Saturday, 21 May 2011

With no money in the budget, can policy alone achieve Sustainable Transport in Brighton and Hove
On Thursday (21 May) the UK's first Green council administration was voted into power by a full meeting of the city council in Brighton and Hove. The council officers are said to be overjoyed to be working with a Green administration and bursting with ideas of how to implement the local Green manifesto. How exciting, you might think, now we can put all those sustainable transport plans into action? Not quite. There is no money at all for new capital projects in the council's Transport budget, so this rules out infrastructural changes.

But not everything needs money. Significant change might be achieved through policy decisions alone. I've been chatting to activists, consultants and councillors about what can be done. Above all, what the city needs is a detailed sustainable transport plan. Some policy changes might be effective in the short term:

1. 20 mph default across the city. Signage is expensive, and planning is needed, eg where higher speeds are needed. But on the face of it, 20mph default should cost almost nothing.Some big signs as you enter the city, possibly enforced by sub-contracted commission-paid officers presently engaged in parking ticketing. 20 mph will make other transport options more attractive by slowing traffic - and if people use other transport options, traffic will be less and journey times may even end up being shorter - even by car. We can visit Portsmouth and ask them how they did it.

2. Planning suburban traffic around 'semi permeable cells'. Suburban areas can be planned so 'rat-run' type traffic speeding through residential roads (and endangering children) is blocked. This is done by 'semi permeable' barriers such as one-way streets and bollards, creating cells with limited access to cars but open to walkers, cyclists and public transport. Cars can only enter via a few roads. Cells are linked by traffic arteries. So if you want to travel by car from suburb to neighbouring suburb, you need to drive out of your cell onto a connecting road (such as a ringroad) and back into the neighbouring cell. In Dutch cities this type of planning means that short journeys are much more convenient by foot, or cycle or public transport.

3. Speed up bus transport. We need rapid buses on strategic routes. It is ridiculous that it takes an hour to travel from Aldrington to Hollingbury or Falmer by bus - but 15 minutes by car or taxi. Brighton's main bus company is a near-monopoly that runs huge buses on centralised routes that suit them. Encourage more independent bus services to bid for routes that communities help to plan. Set up a council-led community bus service so that a self sustaining community service can evolve. Policy decision and encouragement may be all that is needed here.

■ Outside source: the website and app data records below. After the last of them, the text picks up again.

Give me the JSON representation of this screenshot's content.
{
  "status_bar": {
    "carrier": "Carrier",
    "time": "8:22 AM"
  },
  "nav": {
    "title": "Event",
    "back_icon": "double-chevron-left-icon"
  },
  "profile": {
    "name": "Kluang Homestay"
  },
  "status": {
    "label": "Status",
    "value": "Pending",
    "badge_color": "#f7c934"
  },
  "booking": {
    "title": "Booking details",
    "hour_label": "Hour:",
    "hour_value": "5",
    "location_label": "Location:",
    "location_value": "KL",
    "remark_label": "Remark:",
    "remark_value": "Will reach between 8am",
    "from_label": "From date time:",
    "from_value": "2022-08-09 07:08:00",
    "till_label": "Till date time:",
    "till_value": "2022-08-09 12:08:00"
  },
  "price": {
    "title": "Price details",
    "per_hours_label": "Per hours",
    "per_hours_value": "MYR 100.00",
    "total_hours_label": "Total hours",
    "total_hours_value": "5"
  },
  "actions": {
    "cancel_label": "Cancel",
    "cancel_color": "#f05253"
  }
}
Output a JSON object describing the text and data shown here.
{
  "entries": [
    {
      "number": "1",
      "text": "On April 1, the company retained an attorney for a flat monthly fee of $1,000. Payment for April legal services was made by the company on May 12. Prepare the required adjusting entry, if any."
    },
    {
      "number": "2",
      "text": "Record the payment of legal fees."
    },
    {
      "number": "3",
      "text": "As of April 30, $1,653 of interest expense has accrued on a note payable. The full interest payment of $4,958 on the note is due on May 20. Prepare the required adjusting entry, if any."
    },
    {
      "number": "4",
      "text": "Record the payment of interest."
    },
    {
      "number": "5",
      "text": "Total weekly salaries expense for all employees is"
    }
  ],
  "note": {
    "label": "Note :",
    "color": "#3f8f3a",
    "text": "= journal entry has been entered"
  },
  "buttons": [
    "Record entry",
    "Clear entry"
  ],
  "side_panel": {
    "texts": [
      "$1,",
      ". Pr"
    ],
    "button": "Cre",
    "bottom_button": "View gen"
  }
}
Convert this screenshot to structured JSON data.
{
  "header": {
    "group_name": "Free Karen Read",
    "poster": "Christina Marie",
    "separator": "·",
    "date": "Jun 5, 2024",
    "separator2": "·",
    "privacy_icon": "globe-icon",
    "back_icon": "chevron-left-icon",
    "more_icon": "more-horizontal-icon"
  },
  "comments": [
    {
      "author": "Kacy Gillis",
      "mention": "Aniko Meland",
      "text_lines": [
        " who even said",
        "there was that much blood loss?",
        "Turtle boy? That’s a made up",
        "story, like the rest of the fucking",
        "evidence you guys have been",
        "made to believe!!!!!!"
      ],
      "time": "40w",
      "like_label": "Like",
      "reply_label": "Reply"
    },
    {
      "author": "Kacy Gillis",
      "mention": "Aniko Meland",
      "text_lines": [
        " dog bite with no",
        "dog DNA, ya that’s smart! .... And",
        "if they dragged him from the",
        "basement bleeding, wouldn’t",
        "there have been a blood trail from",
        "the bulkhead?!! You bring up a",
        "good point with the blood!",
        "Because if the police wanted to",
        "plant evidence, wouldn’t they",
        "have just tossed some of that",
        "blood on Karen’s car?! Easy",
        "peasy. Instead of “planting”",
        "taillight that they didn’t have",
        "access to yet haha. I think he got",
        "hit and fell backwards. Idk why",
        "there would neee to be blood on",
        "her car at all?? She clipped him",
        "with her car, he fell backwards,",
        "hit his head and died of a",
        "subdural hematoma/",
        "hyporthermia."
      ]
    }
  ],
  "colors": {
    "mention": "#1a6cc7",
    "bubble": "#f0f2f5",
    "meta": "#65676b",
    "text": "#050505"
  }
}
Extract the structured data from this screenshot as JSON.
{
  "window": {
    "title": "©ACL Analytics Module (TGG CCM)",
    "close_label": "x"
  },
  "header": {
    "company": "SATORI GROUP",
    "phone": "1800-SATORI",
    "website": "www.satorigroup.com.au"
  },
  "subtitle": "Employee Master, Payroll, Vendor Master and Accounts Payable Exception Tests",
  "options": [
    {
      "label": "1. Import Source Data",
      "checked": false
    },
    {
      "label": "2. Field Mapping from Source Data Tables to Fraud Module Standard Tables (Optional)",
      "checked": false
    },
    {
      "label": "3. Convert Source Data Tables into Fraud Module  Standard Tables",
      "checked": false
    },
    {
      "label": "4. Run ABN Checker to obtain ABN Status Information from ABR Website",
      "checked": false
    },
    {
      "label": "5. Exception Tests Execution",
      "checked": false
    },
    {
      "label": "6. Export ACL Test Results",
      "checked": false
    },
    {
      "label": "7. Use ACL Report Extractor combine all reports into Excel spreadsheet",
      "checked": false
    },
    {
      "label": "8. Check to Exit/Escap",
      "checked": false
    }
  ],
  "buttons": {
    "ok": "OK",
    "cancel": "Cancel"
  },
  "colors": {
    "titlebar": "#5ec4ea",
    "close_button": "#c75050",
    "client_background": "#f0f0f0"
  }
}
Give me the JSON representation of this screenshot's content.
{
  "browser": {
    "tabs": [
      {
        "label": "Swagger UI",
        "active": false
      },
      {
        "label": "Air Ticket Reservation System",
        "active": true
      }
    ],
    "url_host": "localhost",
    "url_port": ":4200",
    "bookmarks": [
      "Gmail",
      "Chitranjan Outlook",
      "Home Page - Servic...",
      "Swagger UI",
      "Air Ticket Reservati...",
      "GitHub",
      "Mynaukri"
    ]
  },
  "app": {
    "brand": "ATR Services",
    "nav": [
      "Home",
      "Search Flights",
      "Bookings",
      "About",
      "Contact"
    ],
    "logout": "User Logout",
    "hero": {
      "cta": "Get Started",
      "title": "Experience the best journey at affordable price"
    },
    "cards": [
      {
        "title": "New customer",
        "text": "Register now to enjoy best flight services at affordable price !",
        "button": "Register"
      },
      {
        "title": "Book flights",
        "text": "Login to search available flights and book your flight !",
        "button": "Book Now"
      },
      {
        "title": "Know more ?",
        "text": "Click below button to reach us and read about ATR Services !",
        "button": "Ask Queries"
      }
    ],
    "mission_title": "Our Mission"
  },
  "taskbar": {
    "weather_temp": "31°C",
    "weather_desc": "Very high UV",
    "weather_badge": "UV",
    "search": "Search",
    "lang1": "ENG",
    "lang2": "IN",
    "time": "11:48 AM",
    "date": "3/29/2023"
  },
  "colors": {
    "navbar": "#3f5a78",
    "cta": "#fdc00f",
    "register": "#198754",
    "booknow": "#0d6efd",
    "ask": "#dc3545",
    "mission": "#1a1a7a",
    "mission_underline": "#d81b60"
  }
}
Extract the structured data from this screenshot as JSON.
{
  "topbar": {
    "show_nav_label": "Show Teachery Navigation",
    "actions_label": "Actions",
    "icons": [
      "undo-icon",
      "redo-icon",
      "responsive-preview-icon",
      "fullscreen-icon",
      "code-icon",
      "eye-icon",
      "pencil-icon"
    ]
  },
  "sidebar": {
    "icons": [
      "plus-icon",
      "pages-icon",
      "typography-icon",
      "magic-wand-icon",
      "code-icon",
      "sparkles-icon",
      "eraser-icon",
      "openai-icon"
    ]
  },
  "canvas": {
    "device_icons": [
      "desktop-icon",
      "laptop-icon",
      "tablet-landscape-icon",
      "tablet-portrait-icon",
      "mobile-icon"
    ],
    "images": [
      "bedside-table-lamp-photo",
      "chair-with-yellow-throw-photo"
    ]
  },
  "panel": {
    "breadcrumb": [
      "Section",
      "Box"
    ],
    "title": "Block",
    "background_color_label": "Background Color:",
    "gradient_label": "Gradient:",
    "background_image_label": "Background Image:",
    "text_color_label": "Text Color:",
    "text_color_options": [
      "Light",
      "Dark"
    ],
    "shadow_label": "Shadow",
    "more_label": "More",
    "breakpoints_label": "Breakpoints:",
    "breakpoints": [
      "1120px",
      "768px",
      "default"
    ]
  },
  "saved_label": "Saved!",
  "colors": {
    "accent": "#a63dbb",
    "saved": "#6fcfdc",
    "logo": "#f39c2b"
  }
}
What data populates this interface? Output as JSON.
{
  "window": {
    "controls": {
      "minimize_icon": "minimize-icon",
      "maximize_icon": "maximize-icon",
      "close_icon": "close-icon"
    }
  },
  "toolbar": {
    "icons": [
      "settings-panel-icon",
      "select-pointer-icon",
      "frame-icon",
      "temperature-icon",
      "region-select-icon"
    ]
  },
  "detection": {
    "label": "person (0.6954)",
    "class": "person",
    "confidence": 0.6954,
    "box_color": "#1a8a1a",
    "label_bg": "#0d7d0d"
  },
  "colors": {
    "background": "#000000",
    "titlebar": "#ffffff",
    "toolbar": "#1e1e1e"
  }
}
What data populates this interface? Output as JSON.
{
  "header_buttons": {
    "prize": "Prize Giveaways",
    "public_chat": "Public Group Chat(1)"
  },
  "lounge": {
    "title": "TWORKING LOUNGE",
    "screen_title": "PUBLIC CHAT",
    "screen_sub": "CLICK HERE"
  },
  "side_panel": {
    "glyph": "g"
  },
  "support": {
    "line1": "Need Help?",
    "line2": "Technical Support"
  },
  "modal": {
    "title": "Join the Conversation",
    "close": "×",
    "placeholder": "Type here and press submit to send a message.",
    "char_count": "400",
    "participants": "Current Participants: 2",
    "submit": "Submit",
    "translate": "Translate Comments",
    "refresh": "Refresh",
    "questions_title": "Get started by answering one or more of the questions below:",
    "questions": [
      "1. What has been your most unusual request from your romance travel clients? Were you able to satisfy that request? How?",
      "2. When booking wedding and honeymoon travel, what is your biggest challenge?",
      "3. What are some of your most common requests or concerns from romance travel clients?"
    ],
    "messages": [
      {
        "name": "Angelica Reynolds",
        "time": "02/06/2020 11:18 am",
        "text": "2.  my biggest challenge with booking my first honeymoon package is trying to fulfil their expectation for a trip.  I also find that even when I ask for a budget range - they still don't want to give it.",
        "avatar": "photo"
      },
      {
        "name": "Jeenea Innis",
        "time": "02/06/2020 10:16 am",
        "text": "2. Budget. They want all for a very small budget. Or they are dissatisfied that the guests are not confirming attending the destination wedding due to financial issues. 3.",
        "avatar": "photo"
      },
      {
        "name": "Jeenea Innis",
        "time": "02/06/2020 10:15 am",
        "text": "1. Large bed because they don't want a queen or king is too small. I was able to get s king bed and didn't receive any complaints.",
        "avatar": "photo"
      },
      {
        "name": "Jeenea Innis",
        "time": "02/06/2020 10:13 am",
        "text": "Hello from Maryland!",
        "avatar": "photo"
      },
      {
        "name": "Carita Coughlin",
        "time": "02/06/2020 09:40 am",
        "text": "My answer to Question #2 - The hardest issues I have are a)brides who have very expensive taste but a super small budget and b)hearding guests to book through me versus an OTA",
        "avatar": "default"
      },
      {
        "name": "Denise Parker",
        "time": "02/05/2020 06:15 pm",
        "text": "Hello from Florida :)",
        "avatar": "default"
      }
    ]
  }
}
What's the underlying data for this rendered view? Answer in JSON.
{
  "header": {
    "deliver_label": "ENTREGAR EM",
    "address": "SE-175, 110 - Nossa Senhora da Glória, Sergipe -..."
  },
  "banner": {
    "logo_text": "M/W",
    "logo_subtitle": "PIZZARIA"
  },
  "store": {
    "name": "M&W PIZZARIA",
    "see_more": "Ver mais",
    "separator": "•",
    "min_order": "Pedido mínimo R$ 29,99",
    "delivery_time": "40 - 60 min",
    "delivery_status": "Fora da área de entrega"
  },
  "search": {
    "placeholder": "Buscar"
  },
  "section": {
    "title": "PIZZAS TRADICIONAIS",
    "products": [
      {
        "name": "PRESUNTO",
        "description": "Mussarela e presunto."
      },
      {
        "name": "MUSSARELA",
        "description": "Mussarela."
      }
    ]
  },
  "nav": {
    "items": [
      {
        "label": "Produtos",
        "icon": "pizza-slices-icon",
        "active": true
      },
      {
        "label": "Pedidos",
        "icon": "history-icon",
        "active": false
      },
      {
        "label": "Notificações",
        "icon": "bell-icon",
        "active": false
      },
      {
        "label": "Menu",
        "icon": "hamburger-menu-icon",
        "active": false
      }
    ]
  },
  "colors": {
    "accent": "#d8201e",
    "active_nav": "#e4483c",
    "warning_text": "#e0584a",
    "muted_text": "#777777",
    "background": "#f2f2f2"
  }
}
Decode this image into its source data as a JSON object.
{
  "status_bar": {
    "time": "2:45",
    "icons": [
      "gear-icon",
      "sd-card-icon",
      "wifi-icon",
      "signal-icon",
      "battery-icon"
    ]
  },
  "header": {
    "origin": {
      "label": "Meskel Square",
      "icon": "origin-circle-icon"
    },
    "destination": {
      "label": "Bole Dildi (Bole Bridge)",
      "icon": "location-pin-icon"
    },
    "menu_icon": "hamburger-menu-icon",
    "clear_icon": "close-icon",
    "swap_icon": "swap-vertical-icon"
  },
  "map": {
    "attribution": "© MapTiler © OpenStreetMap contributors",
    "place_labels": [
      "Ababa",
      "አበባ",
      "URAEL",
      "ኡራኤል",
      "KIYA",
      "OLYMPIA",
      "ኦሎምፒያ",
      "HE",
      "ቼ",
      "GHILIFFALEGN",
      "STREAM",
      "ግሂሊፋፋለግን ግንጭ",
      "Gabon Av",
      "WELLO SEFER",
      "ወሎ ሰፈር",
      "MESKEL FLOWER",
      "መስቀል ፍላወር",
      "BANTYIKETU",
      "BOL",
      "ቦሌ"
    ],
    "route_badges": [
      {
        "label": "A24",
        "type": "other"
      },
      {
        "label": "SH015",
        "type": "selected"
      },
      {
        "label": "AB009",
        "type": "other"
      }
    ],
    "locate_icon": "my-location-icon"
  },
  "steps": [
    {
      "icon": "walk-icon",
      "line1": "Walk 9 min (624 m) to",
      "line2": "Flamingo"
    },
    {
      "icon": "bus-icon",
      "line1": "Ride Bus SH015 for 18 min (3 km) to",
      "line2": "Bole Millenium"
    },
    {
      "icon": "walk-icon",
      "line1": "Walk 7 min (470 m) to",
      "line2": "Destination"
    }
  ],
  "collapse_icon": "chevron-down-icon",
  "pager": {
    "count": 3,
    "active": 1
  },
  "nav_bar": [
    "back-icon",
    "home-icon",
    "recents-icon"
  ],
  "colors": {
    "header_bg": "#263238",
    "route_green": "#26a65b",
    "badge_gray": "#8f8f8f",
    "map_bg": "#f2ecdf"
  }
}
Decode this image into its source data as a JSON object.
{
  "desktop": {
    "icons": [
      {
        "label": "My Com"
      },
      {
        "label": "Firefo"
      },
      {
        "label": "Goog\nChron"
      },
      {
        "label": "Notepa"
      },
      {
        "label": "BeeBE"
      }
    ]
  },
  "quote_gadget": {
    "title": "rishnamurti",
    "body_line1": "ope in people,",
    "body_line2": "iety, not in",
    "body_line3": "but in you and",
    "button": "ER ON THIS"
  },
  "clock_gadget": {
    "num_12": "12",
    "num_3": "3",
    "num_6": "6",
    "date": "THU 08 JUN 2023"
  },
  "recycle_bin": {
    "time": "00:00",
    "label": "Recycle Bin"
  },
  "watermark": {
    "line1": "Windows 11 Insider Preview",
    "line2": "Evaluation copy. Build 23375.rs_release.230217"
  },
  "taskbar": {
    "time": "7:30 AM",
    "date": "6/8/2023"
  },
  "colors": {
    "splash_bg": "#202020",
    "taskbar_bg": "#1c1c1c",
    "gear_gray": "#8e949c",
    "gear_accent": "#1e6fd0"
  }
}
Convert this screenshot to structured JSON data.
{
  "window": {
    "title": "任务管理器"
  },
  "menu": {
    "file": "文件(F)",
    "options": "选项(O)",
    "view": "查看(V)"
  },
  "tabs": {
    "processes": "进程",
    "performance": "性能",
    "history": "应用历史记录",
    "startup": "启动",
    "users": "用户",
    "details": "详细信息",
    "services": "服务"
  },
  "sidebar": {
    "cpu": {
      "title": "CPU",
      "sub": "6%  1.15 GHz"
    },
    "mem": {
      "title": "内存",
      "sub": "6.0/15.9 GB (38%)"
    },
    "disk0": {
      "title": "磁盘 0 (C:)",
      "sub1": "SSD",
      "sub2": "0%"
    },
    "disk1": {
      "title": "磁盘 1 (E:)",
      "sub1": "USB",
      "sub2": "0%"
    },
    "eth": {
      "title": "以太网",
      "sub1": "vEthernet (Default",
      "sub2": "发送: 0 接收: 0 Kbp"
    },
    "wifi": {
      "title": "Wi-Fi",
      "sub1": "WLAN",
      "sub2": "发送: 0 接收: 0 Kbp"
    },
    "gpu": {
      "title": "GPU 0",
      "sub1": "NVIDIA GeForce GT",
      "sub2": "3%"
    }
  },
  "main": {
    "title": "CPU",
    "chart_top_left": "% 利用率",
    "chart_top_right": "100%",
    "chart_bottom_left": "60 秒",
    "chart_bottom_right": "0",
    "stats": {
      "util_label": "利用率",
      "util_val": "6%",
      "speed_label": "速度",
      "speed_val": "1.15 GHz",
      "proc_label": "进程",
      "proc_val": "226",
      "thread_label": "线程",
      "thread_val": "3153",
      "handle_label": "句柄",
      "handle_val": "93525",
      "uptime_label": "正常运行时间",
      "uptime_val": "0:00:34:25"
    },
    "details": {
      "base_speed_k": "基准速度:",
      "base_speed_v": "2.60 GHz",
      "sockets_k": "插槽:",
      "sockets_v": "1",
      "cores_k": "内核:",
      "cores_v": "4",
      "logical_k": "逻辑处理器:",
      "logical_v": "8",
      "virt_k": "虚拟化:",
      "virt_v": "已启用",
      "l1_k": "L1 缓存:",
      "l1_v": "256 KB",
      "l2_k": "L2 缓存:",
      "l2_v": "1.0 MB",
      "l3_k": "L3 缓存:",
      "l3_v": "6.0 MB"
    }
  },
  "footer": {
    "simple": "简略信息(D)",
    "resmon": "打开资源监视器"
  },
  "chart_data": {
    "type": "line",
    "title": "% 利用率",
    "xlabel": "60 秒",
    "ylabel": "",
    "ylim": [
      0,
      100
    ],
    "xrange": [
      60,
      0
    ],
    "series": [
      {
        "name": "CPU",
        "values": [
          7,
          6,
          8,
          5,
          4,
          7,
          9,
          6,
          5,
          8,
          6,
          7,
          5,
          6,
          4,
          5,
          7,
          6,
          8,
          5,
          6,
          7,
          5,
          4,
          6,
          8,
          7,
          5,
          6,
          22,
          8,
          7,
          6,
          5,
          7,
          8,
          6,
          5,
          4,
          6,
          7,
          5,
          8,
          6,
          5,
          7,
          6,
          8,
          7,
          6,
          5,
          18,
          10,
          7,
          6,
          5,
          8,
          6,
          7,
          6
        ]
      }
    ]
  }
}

4. Invest in planning. The budget inherited from the Tories allocates £4.5m to improving car parks. This can be put off for a little while. Invest the money into making a unified transport plan for the city. Maybe we won't need these car parks in these places if we do a proper plan.

5. Look at best practice. Let's talk to the Dutch. We may even find the EU will help pay for consultation with people who have already made sustainable transport work. EU funding is allocated to Brighton and Hove for sustainable transport - this was used to pay for the cycle counters installed last year. Better to use this money for planning than for cycle counters.

6. Central Government has set up a £560million Local Sustainable Transport Fund (LSTF). Brighton and Hove applied for grant funding from this, during the previous Tory administration. But the proposal involved scant community consultation and I have not yet seen it - I'm hoping to soon. It is said to involve the Lewes Road corridor, which has issues of heavy traffic, poor air quality and a dangerous cycle route.


When voters reacted against the Labour government and let a Tory minority administration take power in 2007, the city suffered four years of mean spirited self interest that clearly saw sustainable development as a threat to the Tory way of life - especially the right to drive and park cars everywhere. The Tories leaned on the city's planners, and tore the heart out of the city's sustainable transport plans by cancelling the core elements of it, for example the city centre Valley Gardens project, Old Shoreham Road cycle freeway and Marine Parade cycle lane. In January 2011 they actually tried to repeal the council's commitment to sustainable transport.

Tory admin was voted out of power in the 5 May local elections, and the voters have entrusted the city to a new group of Green councillors. But the period of freely available funds is over. We will long regret the damage done to our city by the Tory failure to take the golden opportunity during the decade of unfettered funding.

The budget inherited by the Green administration from the Tories imposes £23million of cuts on the council. This is due to cuts in funding from central government. More cuts are indicated in future years?

1 comment:

  1. With enough budget the campaign would be highly implemented and run as soonest.

    Kenny Scott